Final Fantasy 16 doesn’t have turn-based combat, in a bid to appeal to a younger audience.
That’s according to producer Naoki Yoshida speaking to Famitsu (and translated by VGC) in an extensive new interview on the game.
“I’m from a generation that grew up with command and turn-based RPGs,” said Yoshida. “I think I understand how interesting and immersive it can be. On the other hand, for the past decade or so, I’ve seen quite a number of opinions saying ‘I don’t understand the attraction of selecting commands in video games’.
“This opinion is only increasing, particularly with younger audiences who do not typically play RPGs.”
He notes that RPGs originated from tabletop games, but technology has advanced now to allow for more complex real time combat.
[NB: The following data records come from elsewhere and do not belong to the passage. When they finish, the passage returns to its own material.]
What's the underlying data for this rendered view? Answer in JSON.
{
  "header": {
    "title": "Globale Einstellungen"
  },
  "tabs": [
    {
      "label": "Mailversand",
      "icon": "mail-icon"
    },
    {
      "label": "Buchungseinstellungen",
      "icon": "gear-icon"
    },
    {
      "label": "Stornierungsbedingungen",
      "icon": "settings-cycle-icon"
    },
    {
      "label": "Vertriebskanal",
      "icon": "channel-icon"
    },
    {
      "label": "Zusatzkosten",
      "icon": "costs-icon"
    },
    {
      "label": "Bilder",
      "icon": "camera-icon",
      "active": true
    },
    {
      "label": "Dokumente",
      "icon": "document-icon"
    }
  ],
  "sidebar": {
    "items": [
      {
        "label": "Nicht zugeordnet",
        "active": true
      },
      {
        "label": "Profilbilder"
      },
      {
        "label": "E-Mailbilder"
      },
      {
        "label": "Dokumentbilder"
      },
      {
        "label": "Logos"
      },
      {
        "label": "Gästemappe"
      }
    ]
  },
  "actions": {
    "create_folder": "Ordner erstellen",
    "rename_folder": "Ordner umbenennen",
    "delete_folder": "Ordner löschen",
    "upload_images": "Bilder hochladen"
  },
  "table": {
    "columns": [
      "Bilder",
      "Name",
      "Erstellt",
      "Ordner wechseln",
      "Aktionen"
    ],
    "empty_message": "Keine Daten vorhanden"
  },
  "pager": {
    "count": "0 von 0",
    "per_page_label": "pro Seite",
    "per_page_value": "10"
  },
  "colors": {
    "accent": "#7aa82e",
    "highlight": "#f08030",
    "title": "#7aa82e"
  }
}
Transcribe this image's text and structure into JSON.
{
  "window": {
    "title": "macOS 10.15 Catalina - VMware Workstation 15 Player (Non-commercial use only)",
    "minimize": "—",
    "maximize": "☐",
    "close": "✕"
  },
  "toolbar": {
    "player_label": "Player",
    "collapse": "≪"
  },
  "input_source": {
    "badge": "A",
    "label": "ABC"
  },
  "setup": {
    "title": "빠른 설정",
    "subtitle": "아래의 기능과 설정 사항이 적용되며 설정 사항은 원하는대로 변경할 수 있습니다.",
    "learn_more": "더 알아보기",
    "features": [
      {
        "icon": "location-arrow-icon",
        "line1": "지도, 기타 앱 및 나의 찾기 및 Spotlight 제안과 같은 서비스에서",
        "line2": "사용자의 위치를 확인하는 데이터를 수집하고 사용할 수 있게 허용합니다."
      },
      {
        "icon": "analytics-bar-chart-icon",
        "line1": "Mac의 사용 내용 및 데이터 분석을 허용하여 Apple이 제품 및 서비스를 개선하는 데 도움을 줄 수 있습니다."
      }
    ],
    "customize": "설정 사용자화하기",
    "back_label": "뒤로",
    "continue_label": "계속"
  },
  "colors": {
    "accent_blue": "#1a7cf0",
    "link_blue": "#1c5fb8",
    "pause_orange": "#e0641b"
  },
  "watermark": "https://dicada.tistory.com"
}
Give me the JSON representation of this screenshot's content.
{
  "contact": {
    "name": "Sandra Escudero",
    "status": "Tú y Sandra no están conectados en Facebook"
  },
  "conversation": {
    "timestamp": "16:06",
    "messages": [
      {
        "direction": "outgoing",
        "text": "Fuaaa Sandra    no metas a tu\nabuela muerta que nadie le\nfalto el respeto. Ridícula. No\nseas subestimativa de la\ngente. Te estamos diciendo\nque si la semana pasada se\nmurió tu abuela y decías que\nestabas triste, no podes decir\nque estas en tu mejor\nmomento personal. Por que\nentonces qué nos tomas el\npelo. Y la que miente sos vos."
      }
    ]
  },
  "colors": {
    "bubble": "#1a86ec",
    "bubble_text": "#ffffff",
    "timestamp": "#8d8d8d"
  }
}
“For several console generations now, all character expressions can be done in real-time. Actions such as ‘press the trigger and your character will shoot a gun’ and ‘press the button and your character will swing their sword’ can now be easily expressed without going through a command system.
“It’s now common for gamers younger than me to love such games. As a result, it seems that it does not make sense to go through a command prompt, such as ‘Battle’, to make a decision during a battle.
“This is not an argument of what is good or bad, but there is a difference based on the player’s preferences and age. Furthermore, there is a big difference between a command system and a turn-based system, and these are often conflated, but are two different concepts.”
The battle director of Final Fantasy 16 is Ryota Suzuki, famous for his work on Devil May Cry 5, Dragon’s Dogma, and Marvel Vs. Capcom. That’s led to the action-focus of this battle system.
Elsewhere in the interview, Yoshida explained why the game isn’t open world.
“I want a story of a hero who saves the world, because this is Final Fantasy. I want a summon to go wild and destroy the map. I want to release this game as soon as possible. I cannot release this game in parts,” said Yoshida, describing the main aims for the project.
“When considering these four main points, I believe it is practically impossible to ask for everything. If we had a development period of about 15 years, we may have had the opportunity of challenging ourselves with an open world [smiles]. After all, it’s almost impossible in terms of time and cost to create a global story within an open world.”
He added: “I thought that the development team would be worried about this. Delivering what we believe is the best story, in an experience that blends together games and movies, does not require an open world.”
In addition, Yoshida previously stated the game returns to a classic setting to counter “static” recent games.